 A key strength of mid-infrared spectroscopy for quantitative mineral mapping lies in the fact that mid-infrared spectra of mixtures typically are linear combinations of the individual components [Thomson and Salisbury, 1993; Ramsey and Christensen, 1998; Feely and Christensen, 1999; Hamilton and Christensen, 2000]. The mid-IR fundamental vibration bands have very high absorption coefficients and therefore much of the emitted energy only interacts with a single grain. When absorption coefficients are low, as is the case for overtone/combination bands, the energy is transmitted through numerous grains and the spectra become complex, non-linear combinations of the spectral properties of the mixture. The linear nature of the thermal spectral emission of mineral mixtures has been demonstrated experimentally in particulates >60 μm in size for mixtures of up to five components [Thomson and Salisbury, 1993; Ramsey and Christensen, 1998]. In these experiments the mineral abundance could be quantitatively retrieved using linear deconvolution techniques to within 5% on average.
 The linear mixing of mineral components in rock spectra has also been confirmed [Feely and Christensen, 1999; Hamilton and Christensen, 2000; Wyatt et al., 2001; Hamilton et al., 2001], with retrieved mineral abundances that are accurate to 5–10% in laboratory spectra. Mineral composition and abundance were determined both spectroscopically and using traditional thin-section techniques for a suite of 96 igneous and metamorphic rocks [Feely and Christensen, 1999]. The rocks were used in their original condition; no sample cutting, polishing, or powdering was performed, and weathered surfaces were observed where available to best simulate remote observations. Comparison of the mineral abundances determined spectroscopically with the petrographically estimated modes for each sample gave an excellent agreement using high-resolution data. The spectroscopically determined compositions matched the petrologic results to within 8–14% for quartz, carbonates, feldspar, pyroxene, hornblende, micas, olivine, and garnets. These values are comparable to the 5–15% errors typically quoted for traditional thin section estimates.
3.4. Environmental Effects
 Variations in particle size and porosity produce variations in the spectra of materials at all wavelengths. Numerous quantitative models have been developed to investigate these effects [Vincent and Hunt, 1968; Hunt and Vincent, 1968; Conel, 1969; Hunt and Logan, 1972; Hapke, 1981, 1993; Salisbury and Eastes, 1985; Salisbury and Wald, 1992; Salisbury et al., 1994; Moersch and Christensen, 1995; Wald and Salisbury, 1995; Mustard and Hays, 1997; Lane, 1999] and have demonstrated the importance of specular reflectance and scattering.
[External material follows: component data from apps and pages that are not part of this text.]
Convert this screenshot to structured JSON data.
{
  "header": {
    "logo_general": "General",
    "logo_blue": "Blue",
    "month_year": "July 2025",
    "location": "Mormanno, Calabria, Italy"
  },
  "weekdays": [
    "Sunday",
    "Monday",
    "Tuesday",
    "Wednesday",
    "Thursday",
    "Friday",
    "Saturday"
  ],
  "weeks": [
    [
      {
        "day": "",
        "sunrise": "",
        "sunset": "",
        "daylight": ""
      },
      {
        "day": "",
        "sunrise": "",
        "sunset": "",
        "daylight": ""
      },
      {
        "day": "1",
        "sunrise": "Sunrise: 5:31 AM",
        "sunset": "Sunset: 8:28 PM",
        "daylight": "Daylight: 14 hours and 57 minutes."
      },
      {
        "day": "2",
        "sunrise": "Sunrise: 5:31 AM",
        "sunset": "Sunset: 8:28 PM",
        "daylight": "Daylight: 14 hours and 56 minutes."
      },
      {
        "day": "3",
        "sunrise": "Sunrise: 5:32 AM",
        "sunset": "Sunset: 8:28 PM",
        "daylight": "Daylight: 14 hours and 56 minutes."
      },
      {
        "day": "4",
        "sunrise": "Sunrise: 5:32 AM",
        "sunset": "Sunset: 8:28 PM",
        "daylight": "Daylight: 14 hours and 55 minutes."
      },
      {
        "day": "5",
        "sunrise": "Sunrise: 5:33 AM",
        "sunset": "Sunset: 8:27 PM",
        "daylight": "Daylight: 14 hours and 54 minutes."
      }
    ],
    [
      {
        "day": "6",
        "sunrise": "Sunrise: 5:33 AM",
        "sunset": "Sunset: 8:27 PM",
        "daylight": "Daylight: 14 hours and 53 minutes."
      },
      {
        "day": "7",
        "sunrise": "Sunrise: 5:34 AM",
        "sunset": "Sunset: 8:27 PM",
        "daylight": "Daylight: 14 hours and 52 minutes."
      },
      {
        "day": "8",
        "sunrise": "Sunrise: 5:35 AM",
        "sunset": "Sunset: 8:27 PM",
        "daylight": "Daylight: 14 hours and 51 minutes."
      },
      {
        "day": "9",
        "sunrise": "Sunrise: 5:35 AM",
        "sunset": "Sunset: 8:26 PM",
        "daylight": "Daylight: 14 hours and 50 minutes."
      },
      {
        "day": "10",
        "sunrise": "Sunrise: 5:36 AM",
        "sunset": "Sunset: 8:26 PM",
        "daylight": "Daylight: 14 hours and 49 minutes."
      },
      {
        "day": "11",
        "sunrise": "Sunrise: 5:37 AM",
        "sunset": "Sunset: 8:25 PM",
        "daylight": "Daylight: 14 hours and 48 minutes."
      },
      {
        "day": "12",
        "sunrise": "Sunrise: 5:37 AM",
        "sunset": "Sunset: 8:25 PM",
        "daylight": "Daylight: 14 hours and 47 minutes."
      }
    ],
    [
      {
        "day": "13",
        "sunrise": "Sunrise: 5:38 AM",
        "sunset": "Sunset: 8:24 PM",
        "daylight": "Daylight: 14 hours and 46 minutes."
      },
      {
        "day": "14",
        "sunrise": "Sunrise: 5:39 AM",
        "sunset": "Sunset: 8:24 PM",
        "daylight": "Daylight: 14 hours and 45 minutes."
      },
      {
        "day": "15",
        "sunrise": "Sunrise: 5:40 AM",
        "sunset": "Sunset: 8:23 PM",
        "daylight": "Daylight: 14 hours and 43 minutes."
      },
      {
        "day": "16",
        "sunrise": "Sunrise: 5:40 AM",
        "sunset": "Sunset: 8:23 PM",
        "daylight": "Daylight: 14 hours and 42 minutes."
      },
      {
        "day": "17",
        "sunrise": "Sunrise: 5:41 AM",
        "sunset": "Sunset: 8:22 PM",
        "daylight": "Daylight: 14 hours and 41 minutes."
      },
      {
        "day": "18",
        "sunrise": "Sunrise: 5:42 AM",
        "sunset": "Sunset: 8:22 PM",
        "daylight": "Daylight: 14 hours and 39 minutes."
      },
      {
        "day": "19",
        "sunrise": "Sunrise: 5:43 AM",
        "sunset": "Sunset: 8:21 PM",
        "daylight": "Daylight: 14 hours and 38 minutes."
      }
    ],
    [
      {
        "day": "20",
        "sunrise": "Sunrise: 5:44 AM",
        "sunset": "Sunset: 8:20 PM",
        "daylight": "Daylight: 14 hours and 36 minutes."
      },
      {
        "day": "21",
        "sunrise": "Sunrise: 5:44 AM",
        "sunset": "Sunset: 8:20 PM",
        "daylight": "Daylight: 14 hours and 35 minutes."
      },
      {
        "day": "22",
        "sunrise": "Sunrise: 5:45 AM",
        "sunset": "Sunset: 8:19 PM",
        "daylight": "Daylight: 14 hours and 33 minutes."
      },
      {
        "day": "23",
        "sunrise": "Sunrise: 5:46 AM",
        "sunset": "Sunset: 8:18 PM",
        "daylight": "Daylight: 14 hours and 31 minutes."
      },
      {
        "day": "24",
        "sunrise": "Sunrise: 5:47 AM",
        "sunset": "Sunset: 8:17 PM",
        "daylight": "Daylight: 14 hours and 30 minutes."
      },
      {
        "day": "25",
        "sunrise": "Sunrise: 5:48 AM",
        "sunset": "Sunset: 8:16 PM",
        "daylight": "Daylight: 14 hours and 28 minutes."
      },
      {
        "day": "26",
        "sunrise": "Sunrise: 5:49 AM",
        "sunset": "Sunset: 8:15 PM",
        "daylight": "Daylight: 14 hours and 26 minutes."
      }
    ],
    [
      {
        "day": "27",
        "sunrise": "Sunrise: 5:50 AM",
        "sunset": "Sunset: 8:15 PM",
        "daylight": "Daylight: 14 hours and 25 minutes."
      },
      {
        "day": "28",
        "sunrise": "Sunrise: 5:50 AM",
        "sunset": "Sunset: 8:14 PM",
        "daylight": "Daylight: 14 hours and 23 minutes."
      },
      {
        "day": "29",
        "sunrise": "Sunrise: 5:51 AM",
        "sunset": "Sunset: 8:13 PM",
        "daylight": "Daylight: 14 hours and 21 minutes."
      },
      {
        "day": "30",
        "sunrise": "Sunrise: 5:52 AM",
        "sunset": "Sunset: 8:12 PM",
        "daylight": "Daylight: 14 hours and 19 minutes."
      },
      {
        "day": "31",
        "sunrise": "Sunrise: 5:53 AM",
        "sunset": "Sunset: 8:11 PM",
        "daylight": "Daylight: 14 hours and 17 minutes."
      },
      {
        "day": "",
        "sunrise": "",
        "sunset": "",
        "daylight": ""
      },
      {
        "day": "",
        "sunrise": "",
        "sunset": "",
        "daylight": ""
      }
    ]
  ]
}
Two basic behaviors are observed with decreasing grain size: (1) strong bands (high absorption) tend to get shallower; and (2) weak bands (low absorption) increase in contrast, but appear as emission maxima and reflectance minima [Vincent and Hunt, 1968].
 Dust coatings and weathering rinds present a potential problem for any optical remotely-sensed measurements of Mars. However, the thickness of material through which sub-surface energy can escape increases linearly with wavelength. Thermal IR spectral measurements through coatings have been studied using mechanically deposited dust [Ramsey and Christensen, 1992; Johnson et al., 2002] and terrestrial desert varnish [Christensen and Harrison, 1993] as analogs to Martian rock coatings. These results have shown that thermal-IR spectral observations can penetrate relatively thick (mean thickness up to ∼40–50 μm) layers of these materials to reveal the composition of the underlying rock.
 Downwelling radiation is reflected off of the surface materials and this reflected component will be included in the total radiance received by the Mini-TES. The downwelling radiance will be measured directly using Mini-TES sky observations. It will also be modeled using MGS TES downward-looking observations of atmospheric temperature and dust, water-ice, and water-vapor abundances acquired simultaneously or at identical seasons from similar atmospheric conditions during previous Mars years [Smith et al., 2001b].